Saint Maximilian Kolbe, Priest



When one speaks of St. Maximilian one spontaneously thinks of his martyrdom in Auschwitz and his unlimited love for the Immaculate. However, it must be underscored that his martyrdom and Marian devotion were lived out in the context of a priestly vocation. “St. Maximilian, Priest”—this is the official title given him by Holy Mother Church. Popes Paul VI and John Paul II proclaimed Fr. Kolbe to be a luminous “example” and “glory” to the priesthood, a ministerial priest to be numbered among the great priest-saints such as Saints Ignatius of Loyola, Alphonsus M. de Liguori, Louis M. Grignon de Montfort, Vincent de Paul, John M. Vianney, and John Bosco.


St. Maximilian reflected a great deal on the revelatory statement of God to Moses on Mount Horeb: “I am who am,” and that of the Blessed Virgin Mary to St. Bernadette at Lourdes: “I am the Immaculate Conception.” It is deeply significant, then, that the last words recorded from Maximilian’s lips were those pronounced to the question posed by the Nazi Commandant Fritsch: “Who are you?” His answer too was a self-revelation: “I am a Catholic priest.” He identified himself as a priest of Jesus Christ and offered himself as a victim of love.


Priest and Victim in the Shadow of the Tabernacle


St. Maximilian knew well that to be a Catholic priest is to be alter Christus—another Christ. In fact, the week before his ordination he wrote: “The concerns of the Sacred Heart of Jesus are your concerns.” Thus he lived out his priesthood ablaze with the very flames of love burning in the divine and priestly Heart of Jesus. He knew no limit and never counted the cost. Bad health, inclement weather, fraternal misunderstandings, foreign cultures and languages, unspeakable dangers, violence, hatred and maltreatment—all these served only to conform him all the more to Jesus, Priest and Victim. “There is no love without sacrifice,” he would often say. And so he tirelessly spent himself for “the maximum glory of God” and “the salvation and sanctification of souls.”

What sustained his supernatural zeal in his twenty-three years as a priest? It was the Sacred Hearts of Jesus and Mary. As Fr. Jerzy Domanski, O.F.M. Conv., points out, “throughout his life, the priestly spirit, nurtured over the years in the shadow of the tabernacle and kept warm by the Immaculate Heart of Mary, shone brightly.” (1) His incessant union with the Eucharistic Heart of Jesus and the Immaculate Heart of Mary enabled him to radiate the Gospel in his life and ministry.


The Holy Mass was the center of the Saint’s spirituality.
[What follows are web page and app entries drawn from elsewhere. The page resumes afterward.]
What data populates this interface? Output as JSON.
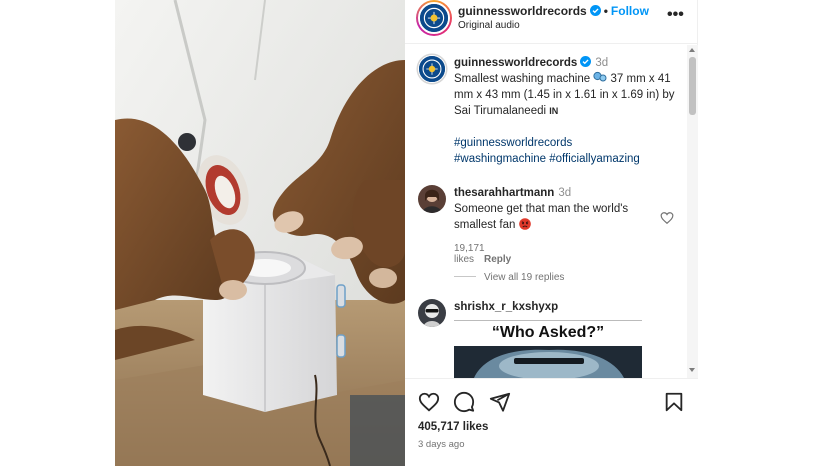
{
  "post": {
    "username": "guinnessworldrecords",
    "follow_label": "Follow",
    "dot": "•",
    "audio": "Original audio",
    "more": "•••"
  },
  "caption": {
    "username": "guinnessworldrecords",
    "time": "3d",
    "text_before_emoji": "Smallest washing machine ",
    "text_after_emoji": " 37 mm x 41 mm x 43 mm (1.45 in x 1.61 in x 1.69 in) by Sai Tirumalaneedi ",
    "flag": "IN",
    "hashtags_line1": "#guinnessworldrecords",
    "hashtags_line2": "#washingmachine #officiallyamazing"
  },
  "comments": [
    {
      "username": "thesarahhartmann",
      "time": "3d",
      "text": "Someone get that man the world's smallest fan ",
      "likes": "19,171 likes",
      "reply": "Reply",
      "view_replies": "View all 19 replies"
    },
    {
      "username": "shrishx_r_kxshyxp",
      "meme_text": "“Who Asked?”"
    }
  ],
  "footer": {
    "likes": "405,717 likes",
    "ago": "3 days ago"
  },
  "colors": {
    "link": "#0095f6",
    "hashtag": "#00376b",
    "verified": "#0095f6",
    "meta": "#737373"
  }
}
This was evident from his preparation for Mass, his reverence and recollection in celebrating the Sacred Mysteries, and his thanksgiving after Mass (in his retreat before being ordained a deacon he resolved to spend half his day in preparation for Holy Mass and the other half in thanksgiving!). Moreover, he made many spiritual communions throughout the day (every fifteen minutes) and was frequently found on his knees in the Chapel making a short or prolonged visit to the Blessed Sacrament.


As a priest he was a man of prayer and sacrifice, that is to say he lived the Sacred Mysteries he celebrated. In all his many activities he never ceased to place prayer in the primary place. “The fruitfulness of work,” he once wrote, “solely and exclusively depends on the degree of one’s union with God.” Furthermore, he made of his life a continual union of sacrificial love with Jesus the Divine Victim. As a result, the end of his life in the concentration camp was but the flowering of a life lived in perennial sacrifice. He became, as it were, an extension of Jesus the great high Priest and royal Paschal Victim; he became an extension of the Holy Sacrifice of the Mass in this world. It was to this end that the Saint offered a Mass during his first year as a priest with the intention pro amore usque ad victimam (for love unto victimhood) and that he would ask his mother to pray that he might die a martyr.


Kept Warm by the Immaculate Heart of Mary


As Jesus was anointed Priest by the Holy Spirit at the very moment of His virginal conception in the womb of Mary, so too, by way of analogy, every priest is anointed such by the Holy Spirit through the maternal mediation of the Immaculate at the moment the Bishop imposes hands. St. Maximilian actually sta